You may wish to explore the work of the Heart Math Institute to see what they have been working on for over 25 years.

The Heart of Any Good Business

“At the heart of any good business is a chief executive officer with one.”

—Malcolm Forbes, late publisher of Forbes Magazine

Image of Malcolm Forbes - heart quote

Image from Adweek

The unemployment rate is at the lowest level in decades, and the search for talent is more competitive than any time most of us can remember.

With over 70 million Baby Boomers having exited or in the process of leaving the workforce, the prospect of attracting and retaining top talent to compete successfully in the global economy is not likely to get any easier.

Beyond all the benefits, perks, and bonuses, many leaders are finding it difficult to attract and retain the best and brightest.

EXERCISE:

What heart-based or heart-felt behaviors and cultural efforts can you initiate and sustain throughout your organization? What needs to happen – especially within the leadership ranks – to be one of the Good to Great and Built to Last organizations we so admire?

 

Fame has only the span of a day

“Fame has only the span of a day, they say. But to live in the hearts of the people – that is worth something.”

—Ouida, pseudonym of the 19th Century English novelist, Maria Louise Ramé

Image of the red carpet

Image from rcinet.ca

In the program for a 1968 exhibition of his work at the Moderna Museet in Stockholm, Sweden, Andy Warhol said, “In the future, everyone will be world-famous for 15 minutes.”

Today, with our celebrity culture and social media mania, it seems a good percent of the world’s population seeks a day, 15 minutes, or even 15 seconds of fame.

Perhaps the short-lived nature of fame is that it tends to be self-centered, where people are much more focused on being interesting to others than being interested in others.

EXERCISE:

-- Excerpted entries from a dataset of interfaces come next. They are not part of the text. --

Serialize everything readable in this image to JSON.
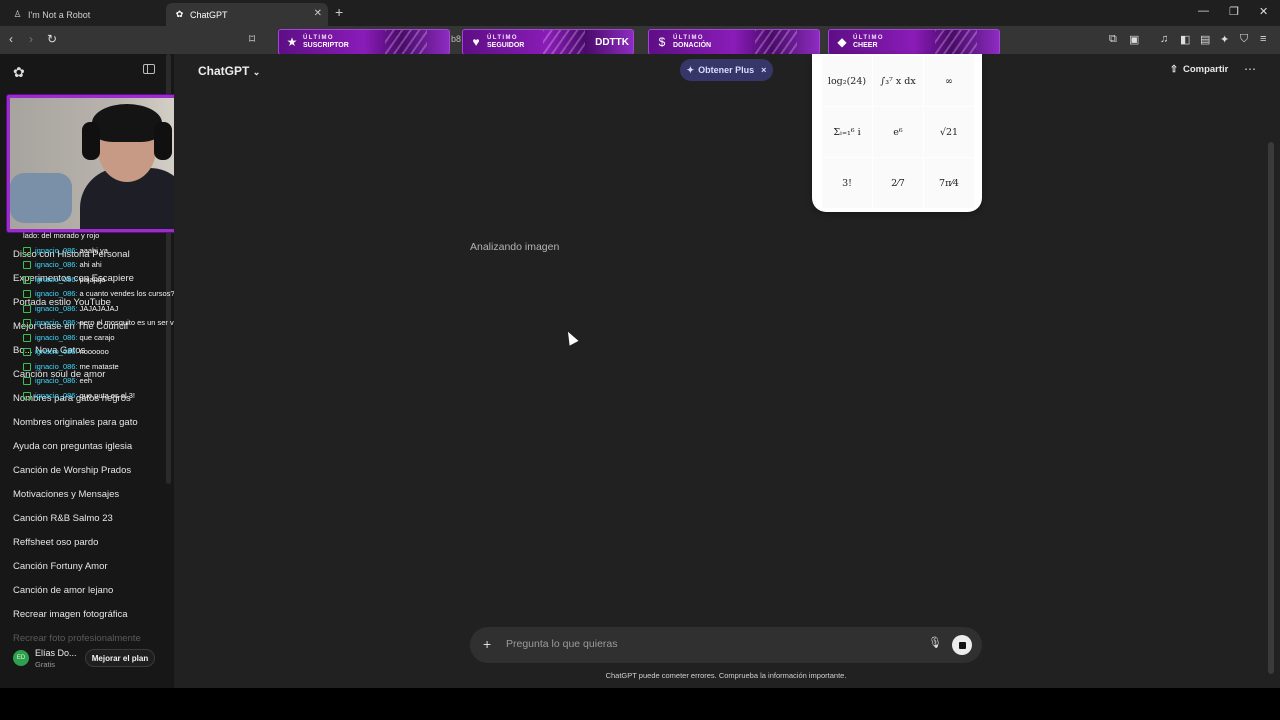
{
  "browser": {
    "tabs": [
      {
        "label": "I'm Not a Robot",
        "icon": "robot-favicon-icon",
        "active": false
      },
      {
        "label": "ChatGPT",
        "icon": "chatgpt-favicon-icon",
        "active": true
      }
    ],
    "url_fragment": "b8"
  },
  "alerts": [
    {
      "line1": "ÚLTIMO",
      "line2": "SUSCRIPTOR",
      "value": "",
      "icon": "star-icon"
    },
    {
      "line1": "ÚLTIMO",
      "line2": "SEGUIDOR",
      "value": "DDTTK",
      "icon": "heart-icon"
    },
    {
      "line1": "ÚLTIMO",
      "line2": "DONACIÓN",
      "value": "",
      "icon": "dollar-icon"
    },
    {
      "line1": "ÚLTIMO",
      "line2": "CHEER",
      "value": "",
      "icon": "diamond-icon"
    }
  ],
  "sidebar": {
    "chats": [
      "Disco con Historia Personal",
      "Experimentos con Escapiere",
      "Portada estilo YouTube",
      "Mejor clase en The Council",
      "Bo... Nova Gatos",
      "Canción soul de amor",
      "Nombres para gatos negros",
      "Nombres originales para gato",
      "Ayuda con preguntas iglesia",
      "Canción de Worship Prados",
      "Motivaciones y Mensajes",
      "Canción R&B Salmo 23",
      "Reffsheet oso pardo",
      "Canción Fortuny Amor",
      "Canción de amor lejano",
      "Recrear imagen fotográfica",
      "Recrear foto profesionalmente"
    ],
    "user": {
      "initials": "ED",
      "name": "Elías Do...",
      "plan": "Gratis",
      "upgrade_label": "Mejorar el plan"
    }
  },
  "stream_chat": [
    {
      "user": "",
      "msg": "lado: del morado y rojo"
    },
    {
      "user": "ignacio_086:",
      "msg": "aaahi ya"
    },
    {
      "user": "ignacio_086:",
      "msg": "ahi ahi"
    },
    {
      "user": "ignacio_086:",
      "msg": "pajajaja"
    },
    {
      "user": "ignacio_086:",
      "msg": "a cuanto vendes los cursos?"
    },
    {
      "user": "ignacio_086:",
      "msg": "JAJAJAJAJ"
    },
    {
      "user": "ignacio_086:",
      "msg": "pero el mosquito es un ser vivo"
    },
    {
      "user": "ignacio_086:",
      "msg": "que carajo"
    },
    {
      "user": "ignacio_086:",
      "msg": "noooooo"
    },
    {
      "user": "ignacio_086:",
      "msg": "me mataste"
    },
    {
      "user": "ignacio_086:",
      "msg": "eeh"
    },
    {
      "user": "ignacio_086:",
      "msg": "que puta es el 3!"
    }
  ],
  "header": {
    "model_label": "ChatGPT",
    "plus_label": "Obtener Plus",
    "share_label": "Compartir"
  },
  "math_grid": [
    "log₂(24)",
    "∫₃⁷ x dx",
    "∞",
    "Σᵢ₌₁⁶ i",
    "e⁶",
    "√21",
    "3!",
    "2⁄7",
    "7π⁄4"
  ],
  "conversation": {
    "status": "Analizando imagen"
  },
  "composer": {
    "placeholder": "Pregunta lo que quieras",
    "disclaimer": "ChatGPT puede cometer errores. Comprueba la información importante."
  }
}
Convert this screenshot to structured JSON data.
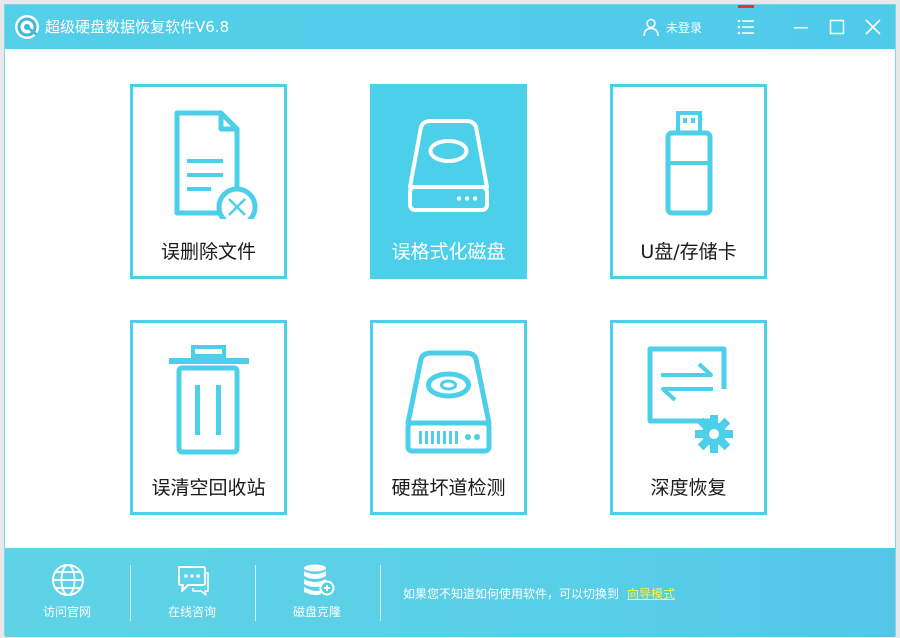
{
  "app": {
    "title": "超级硬盘数据恢复软件V6.8"
  },
  "header": {
    "user_label": "未登录"
  },
  "colors": {
    "accent": "#4ccfe8",
    "titlebar": "#53cfe9",
    "link": "#fff34a",
    "menu_marker": "#e3342f"
  },
  "tiles": [
    {
      "label": "误删除文件",
      "icon": "deleted-file-icon",
      "active": false
    },
    {
      "label": "误格式化磁盘",
      "icon": "hard-drive-icon",
      "active": true
    },
    {
      "label": "U盘/存储卡",
      "icon": "usb-drive-icon",
      "active": false
    },
    {
      "label": "误清空回收站",
      "icon": "trash-icon",
      "active": false
    },
    {
      "label": "硬盘坏道检测",
      "icon": "disk-scan-icon",
      "active": false
    },
    {
      "label": "深度恢复",
      "icon": "deep-recovery-icon",
      "active": false
    }
  ],
  "footer": {
    "items": [
      {
        "label": "访问官网",
        "icon": "globe-icon"
      },
      {
        "label": "在线咨询",
        "icon": "chat-icon"
      },
      {
        "label": "磁盘克隆",
        "icon": "database-clone-icon"
      }
    ],
    "hint_text": "如果您不知道如何使用软件，可以切换到",
    "hint_link": "向导模式"
  }
}
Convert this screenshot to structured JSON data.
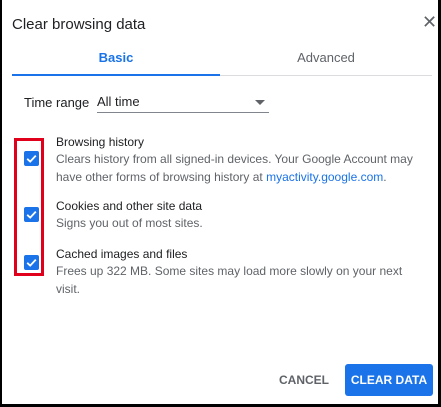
{
  "dialog": {
    "title": "Clear browsing data",
    "close_symbol": "✕"
  },
  "tabs": [
    {
      "label": "Basic",
      "active": true
    },
    {
      "label": "Advanced",
      "active": false
    }
  ],
  "time_range": {
    "label": "Time range",
    "value": "All time"
  },
  "options": [
    {
      "title": "Browsing history",
      "desc_prefix": "Clears history from all signed-in devices. Your Google Account may have other forms of browsing history at ",
      "desc_link": "myactivity.google.com",
      "desc_suffix": ".",
      "checked": true
    },
    {
      "title": "Cookies and other site data",
      "desc": "Signs you out of most sites.",
      "checked": true
    },
    {
      "title": "Cached images and files",
      "desc": "Frees up 322 MB. Some sites may load more slowly on your next visit.",
      "checked": true
    }
  ],
  "buttons": {
    "cancel": "CANCEL",
    "clear": "CLEAR DATA"
  },
  "colors": {
    "accent": "#1a73e8",
    "highlight": "#e0001b"
  }
}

Where and with whom can and will you strive to be a person of significance versus merely a success? Where and how can you become more endearing in the hearts of the people around you?